When I posted my overnight oats recipe last week, my sis-in-law responded on Instagram that this would make my brother a happy man, because Bircher was one of his favourite breakfasts. Fond as I am of my brother, I didn’t know that. Apparently, busy adult living means you sometimes miss crucial developments in each other’s lives. When I asked him about it, he said he did like Bircher, but that he was actually waiting for me to do a post on one of his real all-time favourite dishes: risotto. So this one’s for him – though it also made the people happy who could finish the plates after capture!
Cooking something special is a wonderful way of showing someone you love them. Though humble-looking, few dishes convey that love better than an attentively cooked, creamy risotto. The possibilities are endless and I’m not sure which version is my own favourite: risotto alla Milanese, risotto with braised fennel and lemon, risotto with fried courgette flowers and basil, with cauliflower or with oven-dried tomatoes… Amongst all this goodness, this mixed mushroom risotto scores high points, though. Made without any butter, cream or Parmesan, it’s a fresh and clean-tasting dish, yet still as creamy and comforting as ever. The big load of juicy fried mushrooms makes sure it’s savoury and satisfying, while the toasted pecans add crunch and the tarragon and parsley oil makes the whole thing fresh and herby. After finishing every last crumb on the plate, my girls begged me to cook this again as soon as possible and I’m only too happy to oblige.

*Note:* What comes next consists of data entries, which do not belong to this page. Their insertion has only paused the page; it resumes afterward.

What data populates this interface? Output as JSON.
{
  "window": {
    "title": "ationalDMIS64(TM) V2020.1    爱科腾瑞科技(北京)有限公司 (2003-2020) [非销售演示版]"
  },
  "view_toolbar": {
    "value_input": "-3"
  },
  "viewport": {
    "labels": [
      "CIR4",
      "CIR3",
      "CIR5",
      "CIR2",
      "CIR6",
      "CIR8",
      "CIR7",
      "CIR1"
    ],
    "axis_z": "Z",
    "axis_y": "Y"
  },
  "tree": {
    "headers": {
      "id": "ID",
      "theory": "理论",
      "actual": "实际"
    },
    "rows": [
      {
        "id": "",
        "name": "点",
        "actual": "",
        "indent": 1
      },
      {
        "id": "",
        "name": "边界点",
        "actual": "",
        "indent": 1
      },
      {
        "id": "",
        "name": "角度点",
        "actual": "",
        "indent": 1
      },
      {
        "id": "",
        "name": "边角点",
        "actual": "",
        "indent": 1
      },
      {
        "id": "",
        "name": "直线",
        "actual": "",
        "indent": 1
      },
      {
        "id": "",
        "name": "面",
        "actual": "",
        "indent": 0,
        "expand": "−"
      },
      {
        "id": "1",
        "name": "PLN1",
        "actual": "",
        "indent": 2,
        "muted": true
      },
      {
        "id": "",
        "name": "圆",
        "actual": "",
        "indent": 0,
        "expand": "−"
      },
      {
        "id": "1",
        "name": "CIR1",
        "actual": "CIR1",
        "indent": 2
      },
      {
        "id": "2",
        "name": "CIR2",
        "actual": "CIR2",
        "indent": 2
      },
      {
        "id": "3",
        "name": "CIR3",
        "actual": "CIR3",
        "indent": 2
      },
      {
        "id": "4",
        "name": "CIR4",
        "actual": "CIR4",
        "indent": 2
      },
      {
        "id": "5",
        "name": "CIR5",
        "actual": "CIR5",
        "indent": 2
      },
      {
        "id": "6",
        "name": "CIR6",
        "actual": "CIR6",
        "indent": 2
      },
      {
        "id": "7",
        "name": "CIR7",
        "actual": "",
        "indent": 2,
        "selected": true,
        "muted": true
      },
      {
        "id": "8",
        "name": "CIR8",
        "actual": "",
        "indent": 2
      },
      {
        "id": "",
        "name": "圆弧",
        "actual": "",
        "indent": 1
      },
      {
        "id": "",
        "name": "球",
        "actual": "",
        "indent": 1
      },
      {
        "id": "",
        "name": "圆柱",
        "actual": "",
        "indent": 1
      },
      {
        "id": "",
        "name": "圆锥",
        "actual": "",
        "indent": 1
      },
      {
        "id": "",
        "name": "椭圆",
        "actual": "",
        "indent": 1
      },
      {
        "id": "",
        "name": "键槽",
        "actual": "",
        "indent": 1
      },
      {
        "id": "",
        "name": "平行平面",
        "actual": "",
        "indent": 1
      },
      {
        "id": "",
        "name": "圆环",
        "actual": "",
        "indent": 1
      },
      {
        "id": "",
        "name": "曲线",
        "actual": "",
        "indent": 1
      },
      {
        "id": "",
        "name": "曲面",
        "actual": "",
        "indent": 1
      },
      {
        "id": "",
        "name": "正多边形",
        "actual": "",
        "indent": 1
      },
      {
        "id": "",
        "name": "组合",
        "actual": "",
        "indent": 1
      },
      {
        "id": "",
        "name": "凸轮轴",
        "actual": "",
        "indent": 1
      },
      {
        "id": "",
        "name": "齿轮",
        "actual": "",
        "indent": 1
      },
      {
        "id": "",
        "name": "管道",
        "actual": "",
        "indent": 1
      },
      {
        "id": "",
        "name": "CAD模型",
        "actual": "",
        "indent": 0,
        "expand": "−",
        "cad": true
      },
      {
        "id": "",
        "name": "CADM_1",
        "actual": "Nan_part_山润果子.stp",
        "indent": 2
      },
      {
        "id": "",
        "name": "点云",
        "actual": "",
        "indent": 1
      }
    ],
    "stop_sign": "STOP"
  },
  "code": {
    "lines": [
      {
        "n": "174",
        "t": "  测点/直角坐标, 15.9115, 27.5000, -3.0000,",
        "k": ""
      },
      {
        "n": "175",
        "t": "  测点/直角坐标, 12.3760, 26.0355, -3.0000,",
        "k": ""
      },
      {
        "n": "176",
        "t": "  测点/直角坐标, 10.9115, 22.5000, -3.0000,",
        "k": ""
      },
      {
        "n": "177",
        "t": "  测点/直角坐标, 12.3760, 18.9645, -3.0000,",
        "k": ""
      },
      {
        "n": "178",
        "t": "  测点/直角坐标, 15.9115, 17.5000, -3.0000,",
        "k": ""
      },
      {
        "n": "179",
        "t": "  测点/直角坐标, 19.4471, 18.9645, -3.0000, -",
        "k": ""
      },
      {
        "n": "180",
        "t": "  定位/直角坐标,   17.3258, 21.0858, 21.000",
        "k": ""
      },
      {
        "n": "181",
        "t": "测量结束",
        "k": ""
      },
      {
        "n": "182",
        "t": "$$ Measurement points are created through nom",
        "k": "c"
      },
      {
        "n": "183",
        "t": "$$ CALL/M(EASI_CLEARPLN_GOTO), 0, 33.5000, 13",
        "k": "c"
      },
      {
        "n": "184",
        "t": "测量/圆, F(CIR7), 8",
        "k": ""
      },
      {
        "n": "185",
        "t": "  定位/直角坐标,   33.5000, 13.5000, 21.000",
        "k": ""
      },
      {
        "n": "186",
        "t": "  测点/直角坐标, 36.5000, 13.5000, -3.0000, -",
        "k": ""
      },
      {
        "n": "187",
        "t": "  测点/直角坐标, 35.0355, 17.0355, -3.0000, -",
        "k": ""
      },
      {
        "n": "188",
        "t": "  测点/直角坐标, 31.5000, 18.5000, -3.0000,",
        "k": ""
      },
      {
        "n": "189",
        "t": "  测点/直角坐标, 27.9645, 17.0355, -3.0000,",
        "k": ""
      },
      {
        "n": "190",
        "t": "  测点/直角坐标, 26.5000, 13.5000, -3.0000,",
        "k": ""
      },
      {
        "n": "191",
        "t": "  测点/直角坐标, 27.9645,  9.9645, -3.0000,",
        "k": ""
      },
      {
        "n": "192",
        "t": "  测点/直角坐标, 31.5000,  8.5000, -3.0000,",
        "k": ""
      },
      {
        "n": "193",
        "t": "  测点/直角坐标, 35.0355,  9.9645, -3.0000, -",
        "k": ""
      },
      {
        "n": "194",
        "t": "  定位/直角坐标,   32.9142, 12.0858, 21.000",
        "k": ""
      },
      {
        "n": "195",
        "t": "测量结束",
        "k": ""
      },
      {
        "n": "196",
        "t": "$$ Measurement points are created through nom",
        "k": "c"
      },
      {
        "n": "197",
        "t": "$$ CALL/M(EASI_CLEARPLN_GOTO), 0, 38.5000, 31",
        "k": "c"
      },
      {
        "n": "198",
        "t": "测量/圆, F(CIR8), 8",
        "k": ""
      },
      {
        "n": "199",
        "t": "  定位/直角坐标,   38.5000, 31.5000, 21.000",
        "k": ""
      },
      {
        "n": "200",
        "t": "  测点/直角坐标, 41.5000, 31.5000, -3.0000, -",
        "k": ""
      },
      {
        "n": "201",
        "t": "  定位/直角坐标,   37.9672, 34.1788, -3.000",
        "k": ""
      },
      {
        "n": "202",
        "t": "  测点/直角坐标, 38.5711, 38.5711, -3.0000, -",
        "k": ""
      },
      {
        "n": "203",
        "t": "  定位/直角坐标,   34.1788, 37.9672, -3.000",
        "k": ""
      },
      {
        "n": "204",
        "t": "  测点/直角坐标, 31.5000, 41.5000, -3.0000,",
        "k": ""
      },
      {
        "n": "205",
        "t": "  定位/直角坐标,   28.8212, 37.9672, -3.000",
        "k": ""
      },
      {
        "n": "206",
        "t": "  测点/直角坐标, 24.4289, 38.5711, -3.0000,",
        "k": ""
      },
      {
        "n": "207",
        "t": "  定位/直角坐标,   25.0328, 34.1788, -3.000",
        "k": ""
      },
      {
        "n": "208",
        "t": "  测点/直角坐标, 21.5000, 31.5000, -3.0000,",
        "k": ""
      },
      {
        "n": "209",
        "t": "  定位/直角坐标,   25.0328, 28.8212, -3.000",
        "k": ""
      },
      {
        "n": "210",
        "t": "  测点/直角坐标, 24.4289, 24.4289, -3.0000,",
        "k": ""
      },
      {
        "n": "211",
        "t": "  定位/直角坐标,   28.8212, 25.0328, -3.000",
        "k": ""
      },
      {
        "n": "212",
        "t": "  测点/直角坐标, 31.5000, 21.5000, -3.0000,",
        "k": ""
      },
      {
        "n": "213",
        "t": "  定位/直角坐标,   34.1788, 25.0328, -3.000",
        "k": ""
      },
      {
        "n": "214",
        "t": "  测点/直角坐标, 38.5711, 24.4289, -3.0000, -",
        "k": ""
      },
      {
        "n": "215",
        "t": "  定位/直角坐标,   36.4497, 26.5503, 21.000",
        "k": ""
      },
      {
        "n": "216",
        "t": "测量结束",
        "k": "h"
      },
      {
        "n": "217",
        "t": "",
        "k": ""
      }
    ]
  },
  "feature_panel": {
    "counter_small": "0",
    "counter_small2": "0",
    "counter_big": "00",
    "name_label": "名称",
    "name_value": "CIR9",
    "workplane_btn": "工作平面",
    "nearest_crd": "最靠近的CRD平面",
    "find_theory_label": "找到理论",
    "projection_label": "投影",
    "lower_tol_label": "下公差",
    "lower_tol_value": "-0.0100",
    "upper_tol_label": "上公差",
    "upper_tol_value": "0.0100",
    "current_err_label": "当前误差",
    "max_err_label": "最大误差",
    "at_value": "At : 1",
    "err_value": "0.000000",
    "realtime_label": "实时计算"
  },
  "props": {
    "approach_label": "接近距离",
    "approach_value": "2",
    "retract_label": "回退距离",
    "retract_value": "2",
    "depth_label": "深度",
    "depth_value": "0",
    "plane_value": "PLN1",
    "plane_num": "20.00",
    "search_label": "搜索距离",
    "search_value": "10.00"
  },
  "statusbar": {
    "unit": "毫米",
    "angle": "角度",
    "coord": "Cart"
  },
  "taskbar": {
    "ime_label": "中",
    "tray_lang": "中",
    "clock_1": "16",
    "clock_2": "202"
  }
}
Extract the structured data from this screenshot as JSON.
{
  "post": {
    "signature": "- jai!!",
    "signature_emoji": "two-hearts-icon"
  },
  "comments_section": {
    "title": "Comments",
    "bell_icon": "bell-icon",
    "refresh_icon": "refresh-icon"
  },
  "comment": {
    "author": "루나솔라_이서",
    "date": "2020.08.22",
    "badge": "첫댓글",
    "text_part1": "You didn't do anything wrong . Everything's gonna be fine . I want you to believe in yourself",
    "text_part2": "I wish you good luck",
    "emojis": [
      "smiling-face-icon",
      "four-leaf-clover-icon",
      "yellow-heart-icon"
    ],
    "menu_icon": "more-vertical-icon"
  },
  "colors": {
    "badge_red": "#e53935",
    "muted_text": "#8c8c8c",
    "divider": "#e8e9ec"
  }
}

I’ll be the first to admit you can make a perfectly good risotto with stock made from stock cubes, but to make this one extra special, I simmered it with freshly made vegetable and mushroom broth. It takes a bit of an effort, but it does lift the dish to another level. To make the stock, I use pan-seared veg, fresh mushrooms and dried porcini, which yield a full-flavoured umami broth with just the right mushroom flavour for a mushroom risotto. To keep the work load down, you can simmer the broth the day before you want to use it, or prep it in the weekend and keep it in the freezer until using. Besides this risotto, it makes a wonderful base for, well, almost anything, so if you want to give it a go, you can find the recipe here.
Now back to risotto as a token of affection. I can be brief about that: whether you cook this for your family, your siblings, a special Valentine or as a treat to yourself, I can guarantee it will come across as a well-deserved hug.
Mushroom risotto with tarragon oil and pecan nuts – serves 4
for the risotto:
- 500 g mixed fresh mushrooms of choice (I used chestnut mushrooms, shiitake, nameko and eryngii), sliced
- 2 tbsp. olive oil
- 1 clove garlic, sliced
- 1 clove garlic, finely chopped
- 2 shallots, chopped
- 250 g arborio rice
- 100 ml dry white wine
- 1 l vegetable or mushroom stock, fresh or from good-quality cubes
for the tarragon oil:
- 15 g tarragon, chopped
- 15 g flat-leaf parsley, chopped
- 100 ml rapeseed oil
- course sea salt, to taste
Plus: 100 g pecan nuts
Heat one tablespoon of the olive oil in a frying pan. Add the sliced garlic and infuse for a minute, then turn up the heat and add the mushrooms. Stirring regularly, fry the mushrooms for 5-8 minutes until they are cooked and nicely browned all over. Take off the heat, discard the garlic slices and set aside.
Heat the oven to 190°C/425°F/Gas 5. Spread the pecan nuts over a lined baking sheet. Toast them for 5 minutes, then coarsely chop them and set aside.
To make the tarragon oil, mix the rapeseed oil with the chopped herbs and season to taste. Set aside.
In a large cooking pan, heat the second tablespoon of olive oil. Cook the shallots until translucent, then add the chopped garlic. Cook the garlic for a minute until fragrant. Turn up the heat, add the risotto rice and stir until the kernels are toasted and coverded with oil. Pour in the wine and cook to nothing to make the alcohol evaporate. Lower the heat to medium, then add a ladleful of the stock, stirring well to prevent the rice from sticking to the pan. Add a new ladleful of stock as soon as the last addition has been absorbed. Continue to simmer and stir until the rice is creamy, plump and tender. This will take about 20 minutes. If the stock is finished before the rice is cooked, add a splash of water at the final stages.
Briefly reheat the mushrooms in the frying pan. Stir half of them through the risotto, then divide the risotto over four plates or bowls. Serve immediately, topped with the remaining mushrooms, the toasted pecans and a generous spoonful of the tarragon oil.